Engineers Ireland welcomes increased capital investment but housing supply must continue to ramp up while funding for higher education is underwhelming as country faces skills shortages
News

The increase of €1.4 billion in capital investment to €7.3 billion in Budget 2019 has been welcomed by Engineers Ireland as helping to overcome deficits in housing, water, transport and other sectors.

However, the representative body for engineers, whose membership represents the full spectrum of the engineering profession, also raised concerns regarding higher education funding and climate action.

Caroline Spillane, director general, Engineers Ireland, said: “The increase in capital investment to €7.3 billion is very welcome and will help us to overcome deficits in housing, water, transport and other sectors.

“This level of capital spending represents 3.5 per cent Modified Gross National Income (GNI*) and must continue to increase to four per cent GNI* in the coming years if we are to deliver on the critical projects contained within Project Ireland 2040.”

“Reform in infrastructure policy, planning and delivery would help to achieve integrated outcomes and a stronger return on this investment. We repeat our call for a single infrastructure authority to develop a long-term vision and strategy, identify priority projects and explore innovative funding.”

Housing a key concern


Engineers Ireland has highlighted housing as a key concern. Peter Quinn, president of Engineers Ireland, said: “Our engineer members have clearly told us that the housing system is unable to meet demand and requires immediate investment.

“Today’s announcement that spending on social housing, will increase to €1.25 billion should help raise living standards more equitably and meet the needs of a growing society.

“Housing supply must continue to increase, and the emphasis should be on new developments and renovations, yielding high-quality homes. The current housing crisis must not lead to any dilution of building regulations. Strong standards are required for safe, energy-efficient, accessible and future-proofed homes.”

The organisation raised concerns regarding higher education spending. Spillane said: “Engineers Ireland supports the government’s commitment to investing in strategic education and training, however, core funding per student at higher level has decreased detrimentally in the recent period. Today’s announcement of €300 million additional funding spread over the years up to 2024 is quite underwhelming.

Delivering  Project Ireland 2040


“Our engineering and other graduates are vital to achieving a knowledge-based, sustainable future for Ireland and will be crucial for the delivery of Project Ireland 2040. However, in some institutions, laboratory equipment and facilities have become almost obsolete.

“Not being able to expose students to experiments using world-class equipment hampers the ability of our higher education institutions to be considered attractive to students and globally competitive.”

Quinn added: “The transition from a high-carbon, fuel import economy to one that is low-carbon and sustainable will require leadership and long-term planning to develop resilient and smart infrastructure and technologies.

“Climate action must underpin all investment decision, using long-term modelling and evidence-based solutions, while engaging communities and the general public on the benefits of each development.”

http://www.engineersjournal.ie/wp-content/uploads/2018/10/budget-housing.pnghttp://www.engineersjournal.ie/wp-content/uploads/2018/10/budget-housing-300x300.pngJames HarringtonNewsEngineers Ireland,government,infrastructure
The increase of €1.4 billion in capital investment to €7.3 billion in Budget 2019 has been welcomed by Engineers Ireland as helping to overcome deficits in housing, water, transport and other sectors.
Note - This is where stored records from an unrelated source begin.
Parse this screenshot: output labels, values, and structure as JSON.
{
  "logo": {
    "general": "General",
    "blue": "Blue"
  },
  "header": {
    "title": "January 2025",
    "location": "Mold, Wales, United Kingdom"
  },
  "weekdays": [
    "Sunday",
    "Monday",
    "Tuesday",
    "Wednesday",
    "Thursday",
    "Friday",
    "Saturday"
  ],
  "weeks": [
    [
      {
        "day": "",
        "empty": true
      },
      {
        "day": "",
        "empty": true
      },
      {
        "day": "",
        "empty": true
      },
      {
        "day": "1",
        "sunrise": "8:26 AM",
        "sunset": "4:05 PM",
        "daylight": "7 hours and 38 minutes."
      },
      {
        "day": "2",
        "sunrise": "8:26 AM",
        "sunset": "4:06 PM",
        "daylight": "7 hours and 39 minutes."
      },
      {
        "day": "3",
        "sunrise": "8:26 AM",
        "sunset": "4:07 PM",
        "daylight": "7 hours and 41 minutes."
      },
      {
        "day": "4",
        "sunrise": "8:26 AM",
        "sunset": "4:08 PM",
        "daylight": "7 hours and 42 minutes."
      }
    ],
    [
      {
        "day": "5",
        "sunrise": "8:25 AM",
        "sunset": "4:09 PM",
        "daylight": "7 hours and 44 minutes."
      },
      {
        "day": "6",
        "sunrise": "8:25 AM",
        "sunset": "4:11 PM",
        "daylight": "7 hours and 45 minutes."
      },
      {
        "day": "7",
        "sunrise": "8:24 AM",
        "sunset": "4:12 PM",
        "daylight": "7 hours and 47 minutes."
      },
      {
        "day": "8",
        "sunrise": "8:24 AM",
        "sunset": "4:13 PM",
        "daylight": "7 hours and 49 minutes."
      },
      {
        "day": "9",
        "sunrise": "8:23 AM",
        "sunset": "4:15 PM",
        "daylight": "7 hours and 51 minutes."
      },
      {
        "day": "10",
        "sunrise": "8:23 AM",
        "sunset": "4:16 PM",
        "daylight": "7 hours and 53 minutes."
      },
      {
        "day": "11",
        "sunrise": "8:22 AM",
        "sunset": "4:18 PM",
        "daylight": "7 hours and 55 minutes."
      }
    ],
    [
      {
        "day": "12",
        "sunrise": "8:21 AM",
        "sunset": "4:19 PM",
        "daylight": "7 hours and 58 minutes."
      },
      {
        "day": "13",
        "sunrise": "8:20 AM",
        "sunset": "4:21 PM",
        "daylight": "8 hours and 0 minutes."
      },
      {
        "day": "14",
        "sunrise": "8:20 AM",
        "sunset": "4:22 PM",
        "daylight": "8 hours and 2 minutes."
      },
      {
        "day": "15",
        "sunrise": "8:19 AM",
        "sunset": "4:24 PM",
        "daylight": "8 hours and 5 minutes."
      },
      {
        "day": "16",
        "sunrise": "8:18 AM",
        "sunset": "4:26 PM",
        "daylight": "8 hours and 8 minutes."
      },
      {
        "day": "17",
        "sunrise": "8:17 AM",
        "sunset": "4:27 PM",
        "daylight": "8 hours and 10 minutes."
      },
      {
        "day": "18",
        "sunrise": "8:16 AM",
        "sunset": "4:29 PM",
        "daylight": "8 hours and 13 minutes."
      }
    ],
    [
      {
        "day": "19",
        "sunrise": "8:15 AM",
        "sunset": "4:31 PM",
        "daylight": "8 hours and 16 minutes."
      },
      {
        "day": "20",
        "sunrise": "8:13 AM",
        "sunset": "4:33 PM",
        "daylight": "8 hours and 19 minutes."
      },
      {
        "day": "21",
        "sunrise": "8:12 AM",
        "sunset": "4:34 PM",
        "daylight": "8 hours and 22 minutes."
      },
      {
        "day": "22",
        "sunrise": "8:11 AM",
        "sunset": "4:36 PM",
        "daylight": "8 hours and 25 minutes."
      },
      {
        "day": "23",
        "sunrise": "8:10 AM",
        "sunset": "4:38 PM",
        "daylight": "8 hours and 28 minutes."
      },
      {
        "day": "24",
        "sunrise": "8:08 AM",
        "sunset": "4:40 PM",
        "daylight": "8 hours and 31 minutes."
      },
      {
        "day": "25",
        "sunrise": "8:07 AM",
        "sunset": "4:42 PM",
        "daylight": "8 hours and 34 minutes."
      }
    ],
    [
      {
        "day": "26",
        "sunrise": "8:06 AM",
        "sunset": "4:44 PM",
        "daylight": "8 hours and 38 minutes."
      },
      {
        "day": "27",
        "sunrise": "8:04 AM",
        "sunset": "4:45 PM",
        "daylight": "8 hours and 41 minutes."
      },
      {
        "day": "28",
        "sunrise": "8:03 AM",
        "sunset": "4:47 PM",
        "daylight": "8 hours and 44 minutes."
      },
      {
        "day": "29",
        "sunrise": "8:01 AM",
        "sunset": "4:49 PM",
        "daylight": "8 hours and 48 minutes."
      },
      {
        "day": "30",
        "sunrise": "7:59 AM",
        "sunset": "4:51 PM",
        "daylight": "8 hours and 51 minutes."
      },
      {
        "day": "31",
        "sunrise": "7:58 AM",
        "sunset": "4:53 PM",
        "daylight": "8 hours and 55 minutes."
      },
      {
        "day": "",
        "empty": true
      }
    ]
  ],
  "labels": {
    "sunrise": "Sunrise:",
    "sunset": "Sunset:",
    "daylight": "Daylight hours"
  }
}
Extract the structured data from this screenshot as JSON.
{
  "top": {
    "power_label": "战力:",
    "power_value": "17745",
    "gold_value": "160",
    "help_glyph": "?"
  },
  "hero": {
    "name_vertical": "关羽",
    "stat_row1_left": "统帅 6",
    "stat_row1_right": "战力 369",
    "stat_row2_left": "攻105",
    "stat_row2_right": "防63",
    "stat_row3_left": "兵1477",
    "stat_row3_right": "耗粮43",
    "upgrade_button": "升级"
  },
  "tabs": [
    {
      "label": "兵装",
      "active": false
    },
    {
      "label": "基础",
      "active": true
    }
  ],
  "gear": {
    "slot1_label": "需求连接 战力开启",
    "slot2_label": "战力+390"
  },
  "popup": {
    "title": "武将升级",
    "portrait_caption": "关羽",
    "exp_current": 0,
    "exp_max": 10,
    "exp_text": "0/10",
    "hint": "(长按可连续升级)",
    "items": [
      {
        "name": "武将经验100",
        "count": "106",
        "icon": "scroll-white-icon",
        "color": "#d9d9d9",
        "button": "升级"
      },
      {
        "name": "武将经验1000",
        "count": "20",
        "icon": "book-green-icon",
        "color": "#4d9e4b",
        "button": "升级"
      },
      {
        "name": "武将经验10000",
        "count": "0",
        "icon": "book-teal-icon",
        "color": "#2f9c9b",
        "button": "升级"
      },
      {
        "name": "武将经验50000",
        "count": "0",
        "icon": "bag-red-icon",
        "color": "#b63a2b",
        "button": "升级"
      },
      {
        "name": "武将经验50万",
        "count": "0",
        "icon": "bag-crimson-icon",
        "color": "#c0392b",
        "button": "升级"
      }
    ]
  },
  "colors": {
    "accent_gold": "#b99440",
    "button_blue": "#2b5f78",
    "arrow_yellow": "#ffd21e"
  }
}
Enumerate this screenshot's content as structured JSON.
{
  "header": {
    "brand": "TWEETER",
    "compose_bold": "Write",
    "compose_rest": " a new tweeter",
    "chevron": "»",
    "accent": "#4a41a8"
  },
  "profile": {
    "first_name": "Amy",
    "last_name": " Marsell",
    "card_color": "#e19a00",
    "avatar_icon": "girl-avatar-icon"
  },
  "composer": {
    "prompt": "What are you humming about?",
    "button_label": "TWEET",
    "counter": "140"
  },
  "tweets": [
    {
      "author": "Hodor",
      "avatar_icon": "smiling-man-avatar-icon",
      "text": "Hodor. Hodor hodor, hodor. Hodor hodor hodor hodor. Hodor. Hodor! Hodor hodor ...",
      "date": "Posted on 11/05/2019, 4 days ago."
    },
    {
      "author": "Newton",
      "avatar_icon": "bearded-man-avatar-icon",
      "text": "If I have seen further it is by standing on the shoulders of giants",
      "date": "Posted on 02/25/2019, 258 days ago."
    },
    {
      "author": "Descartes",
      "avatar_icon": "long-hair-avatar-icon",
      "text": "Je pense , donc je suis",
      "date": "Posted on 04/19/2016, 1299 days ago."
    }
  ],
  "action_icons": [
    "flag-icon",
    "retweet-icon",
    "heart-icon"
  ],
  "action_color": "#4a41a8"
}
However, the representative body for engineers, whose membership represents the full spectrum of the engineering profession, also raised...